* About this exercise
A word-for-word copy of the listing is required, and it must contain no pictures.

(Beginning of Data for the task)

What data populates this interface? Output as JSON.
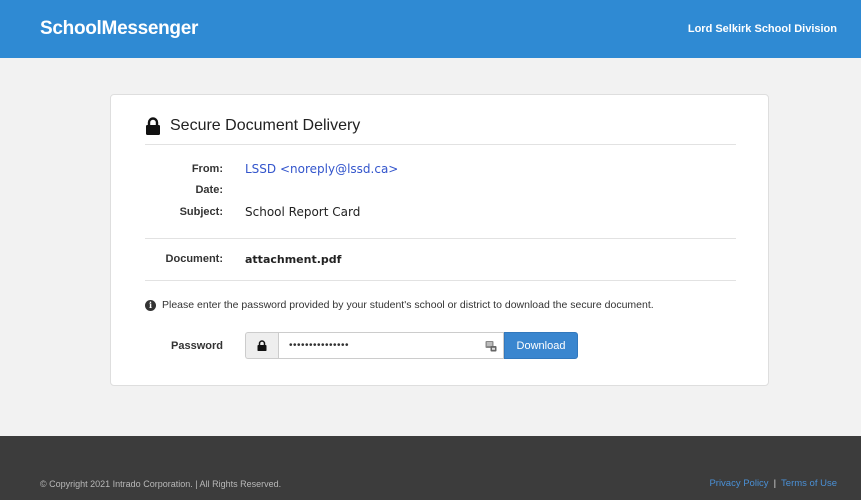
{
  "header": {
    "brand": "SchoolMessenger",
    "district": "Lord Selkirk School Division"
  },
  "card": {
    "title": "Secure Document Delivery",
    "from_label": "From:",
    "from_value": "LSSD <noreply@lssd.ca>",
    "date_label": "Date:",
    "date_value": "",
    "subject_label": "Subject:",
    "subject_value": "School Report Card",
    "document_label": "Document:",
    "document_value": "attachment.pdf",
    "info_text": "Please enter the password provided by your student's school or district to download the secure document.",
    "password_label": "Password",
    "password_value": "•••••••••••••••",
    "download_label": "Download"
  },
  "footer": {
    "copyright": "© Copyright 2021 Intrado Corporation.  |  All Rights Reserved.",
    "privacy": "Privacy Policy",
    "separator": "|",
    "terms": "Terms of Use"
  }
}
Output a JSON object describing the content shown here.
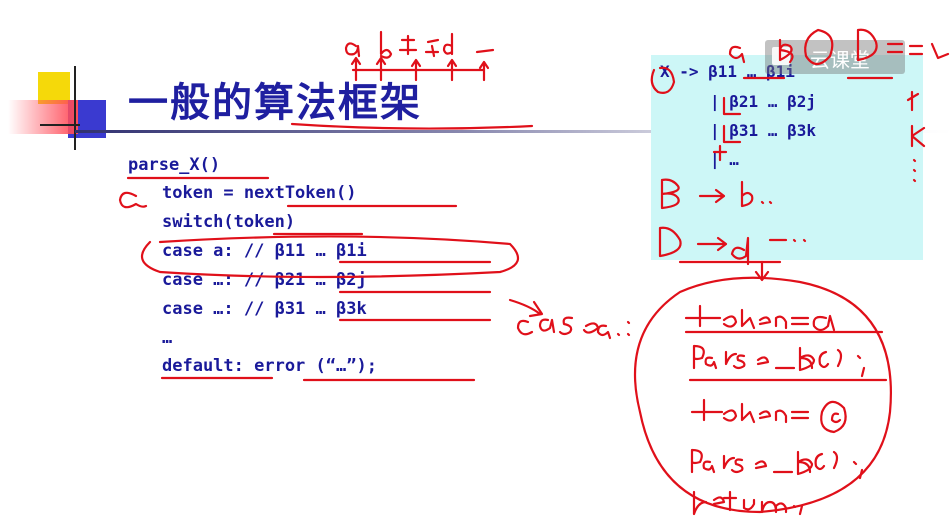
{
  "slide": {
    "title": "一般的算法框架",
    "code_lines": [
      "parse_X()",
      "token = nextToken()",
      "switch(token)",
      "case a: // β11 … β1i",
      "case …: // β21 … β2j",
      "case …: // β31 … β3k",
      "…",
      "default: error (“…”);"
    ],
    "grammar_lines": [
      "X -> β11 … β1i",
      "| β21 … β2j",
      "| β31 … β3k",
      "| …"
    ]
  },
  "watermark": {
    "label": "云课堂"
  },
  "colors": {
    "title": "#1f1fa0",
    "code": "#1a1a9a",
    "ink": "#e0101a",
    "box": "#cdf7f7"
  }
}
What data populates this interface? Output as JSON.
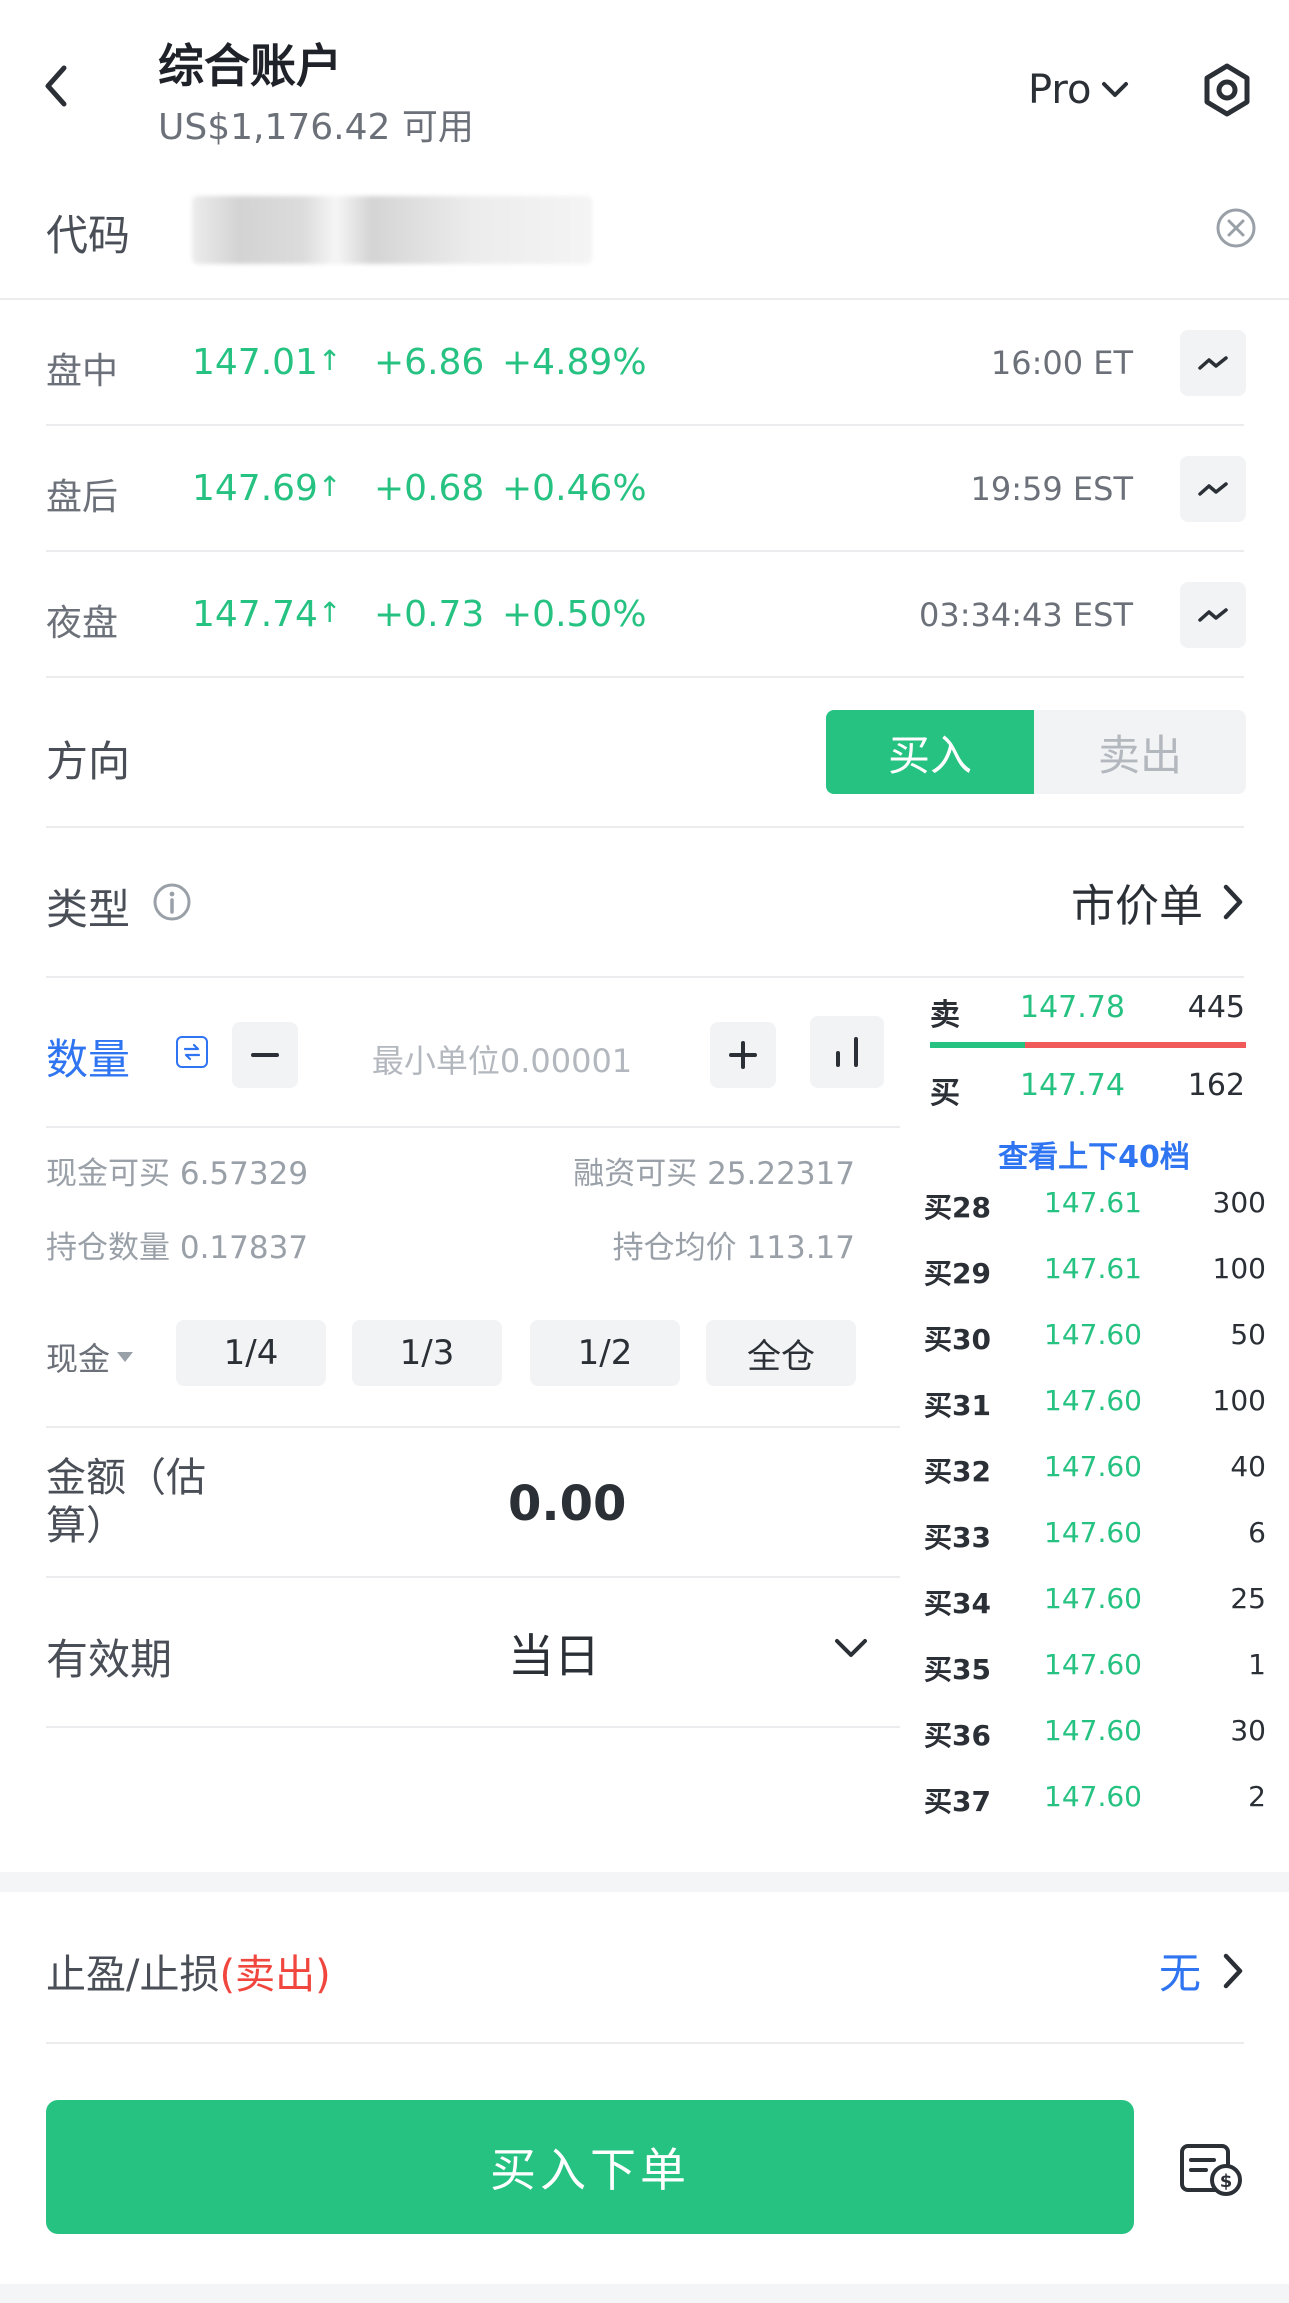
{
  "header": {
    "title": "综合账户",
    "subtitle": "US$1,176.42 可用",
    "mode_label": "Pro"
  },
  "code": {
    "label": "代码"
  },
  "quotes": [
    {
      "session": "盘中",
      "price": "147.01",
      "change": "+6.86",
      "pct": "+4.89%",
      "time": "16:00 ET"
    },
    {
      "session": "盘后",
      "price": "147.69",
      "change": "+0.68",
      "pct": "+0.46%",
      "time": "19:59 EST"
    },
    {
      "session": "夜盘",
      "price": "147.74",
      "change": "+0.73",
      "pct": "+0.50%",
      "time": "03:34:43 EST"
    }
  ],
  "direction": {
    "label": "方向",
    "buy": "买入",
    "sell": "卖出"
  },
  "order_type": {
    "label": "类型",
    "value": "市价单"
  },
  "quantity": {
    "label": "数量",
    "placeholder": "最小单位0.00001",
    "cash_buyable": "现金可买 6.57329",
    "margin_buyable": "融资可买 25.22317",
    "position_qty": "持仓数量 0.17837",
    "avg_price": "持仓均价 113.17"
  },
  "fraction": {
    "account": "现金",
    "options": [
      "1/4",
      "1/3",
      "1/2",
      "全仓"
    ]
  },
  "amount": {
    "label_line1": "金额（估",
    "label_line2": "算）",
    "value": "0.00"
  },
  "validity": {
    "label": "有效期",
    "value": "当日"
  },
  "orderbook": {
    "ask": {
      "label": "卖",
      "price": "147.78",
      "qty": "445"
    },
    "bid": {
      "label": "买",
      "price": "147.74",
      "qty": "162"
    },
    "ask_ratio": 0.3,
    "view_more": "查看上下40档",
    "levels": [
      {
        "level": "买28",
        "price": "147.61",
        "qty": "300"
      },
      {
        "level": "买29",
        "price": "147.61",
        "qty": "100"
      },
      {
        "level": "买30",
        "price": "147.60",
        "qty": "50"
      },
      {
        "level": "买31",
        "price": "147.60",
        "qty": "100"
      },
      {
        "level": "买32",
        "price": "147.60",
        "qty": "40"
      },
      {
        "level": "买33",
        "price": "147.60",
        "qty": "6"
      },
      {
        "level": "买34",
        "price": "147.60",
        "qty": "25"
      },
      {
        "level": "买35",
        "price": "147.60",
        "qty": "1"
      },
      {
        "level": "买36",
        "price": "147.60",
        "qty": "30"
      },
      {
        "level": "买37",
        "price": "147.60",
        "qty": "2"
      }
    ]
  },
  "tp_sl": {
    "label": "止盈/止损",
    "side": "(卖出)",
    "value": "无"
  },
  "submit": {
    "label": "买入下单"
  },
  "colors": {
    "green": "#26c281",
    "red": "#f0463e",
    "blue": "#2f74f0"
  }
}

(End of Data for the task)

* Exercise answer
What data populates this interface? Output as JSON.
{
  "header": {
    "brand": "SchoolMessenger",
    "district": "Lord Selkirk School Division"
  },
  "card": {
    "title": "Secure Document Delivery",
    "from_label": "From:",
    "from_value": "LSSD <noreply@lssd.ca>",
    "date_label": "Date:",
    "date_value": "",
    "subject_label": "Subject:",
    "subject_value": "School Report Card",
    "document_label": "Document:",
    "document_value": "attachment.pdf",
    "info_text": "Please enter the password provided by your student's school or district to download the secure document.",
    "password_label": "Password",
    "password_value": "•••••••••••••••",
    "download_label": "Download"
  },
  "footer": {
    "copyright": "© Copyright 2021 Intrado Corporation.  |  All Rights Reserved.",
    "privacy": "Privacy Policy",
    "separator": "|",
    "terms": "Terms of Use"
  }
}
Output a JSON object describing the content shown here.
{
  "slide": {
    "title": "一般的算法框架",
    "code_lines": [
      "parse_X()",
      "token = nextToken()",
      "switch(token)",
      "case a: // β11 … β1i",
      "case …: // β21 … β2j",
      "case …: // β31 … β3k",
      "…",
      "default: error (“…”);"
    ],
    "grammar_lines": [
      "X -> β11 … β1i",
      "| β21 … β2j",
      "| β31 … β3k",
      "| …"
    ]
  },
  "watermark": {
    "label": "云课堂"
  },
  "colors": {
    "title": "#1f1fa0",
    "code": "#1a1a9a",
    "ink": "#e0101a",
    "box": "#cdf7f7"
  }
}
What data populates this interface? Output as JSON.
{
  "header": {
    "title": "综合账户",
    "subtitle": "US$1,176.42 可用",
    "mode_label": "Pro"
  },
  "code": {
    "label": "代码"
  },
  "quotes": [
    {
      "session": "盘中",
      "price": "147.01",
      "change": "+6.86",
      "pct": "+4.89%",
      "time": "16:00 ET"
    },
    {
      "session": "盘后",
      "price": "147.69",
      "change": "+0.68",
      "pct": "+0.46%",
      "time": "19:59 EST"
    },
    {
      "session": "夜盘",
      "price": "147.74",
      "change": "+0.73",
      "pct": "+0.50%",
      "time": "03:34:43 EST"
    }
  ],
  "direction": {
    "label": "方向",
    "buy": "买入",
    "sell": "卖出"
  },
  "order_type": {
    "label": "类型",
    "value": "市价单"
  },
  "quantity": {
    "label": "数量",
    "placeholder": "最小单位0.00001",
    "cash_buyable": "现金可买 6.57329",
    "margin_buyable": "融资可买 25.22317",
    "position_qty": "持仓数量 0.17837",
    "avg_price": "持仓均价 113.17"
  },
  "fraction": {
    "account": "现金",
    "options": [
      "1/4",
      "1/3",
      "1/2",
      "全仓"
    ]
  },
  "amount": {
    "label_line1": "金额（估",
    "label_line2": "算）",
    "value": "0.00"
  },
  "validity": {
    "label": "有效期",
    "value": "当日"
  },
  "orderbook": {
    "ask": {
      "label": "卖",
      "price": "147.78",
      "qty": "445"
    },
    "bid": {
      "label": "买",
      "price": "147.74",
      "qty": "162"
    },
    "ask_ratio": 0.3,
    "view_more": "查看上下40档",
    "levels": [
      {
        "level": "买28",
        "price": "147.61",
        "qty": "300"
      },
      {
        "level": "买29",
        "price": "147.61",
        "qty": "100"
      },
      {
        "level": "买30",
        "price": "147.60",
        "qty": "50"
      },
      {
        "level": "买31",
        "price": "147.60",
        "qty": "100"
      },
      {
        "level": "买32",
        "price": "147.60",
        "qty": "40"
      },
      {
        "level": "买33",
        "price": "147.60",
        "qty": "6"
      },
      {
        "level": "买34",
        "price": "147.60",
        "qty": "25"
      },
      {
        "level": "买35",
        "price": "147.60",
        "qty": "1"
      },
      {
        "level": "买36",
        "price": "147.60",
        "qty": "30"
      },
      {
        "level": "买37",
        "price": "147.60",
        "qty": "2"
      }
    ]
  },
  "tp_sl": {
    "label": "止盈/止损",
    "side": "(卖出)",
    "value": "无"
  },
  "submit": {
    "label": "买入下单"
  },
  "colors": {
    "green": "#26c281",
    "red": "#f0463e",
    "blue": "#2f74f0"
  }
}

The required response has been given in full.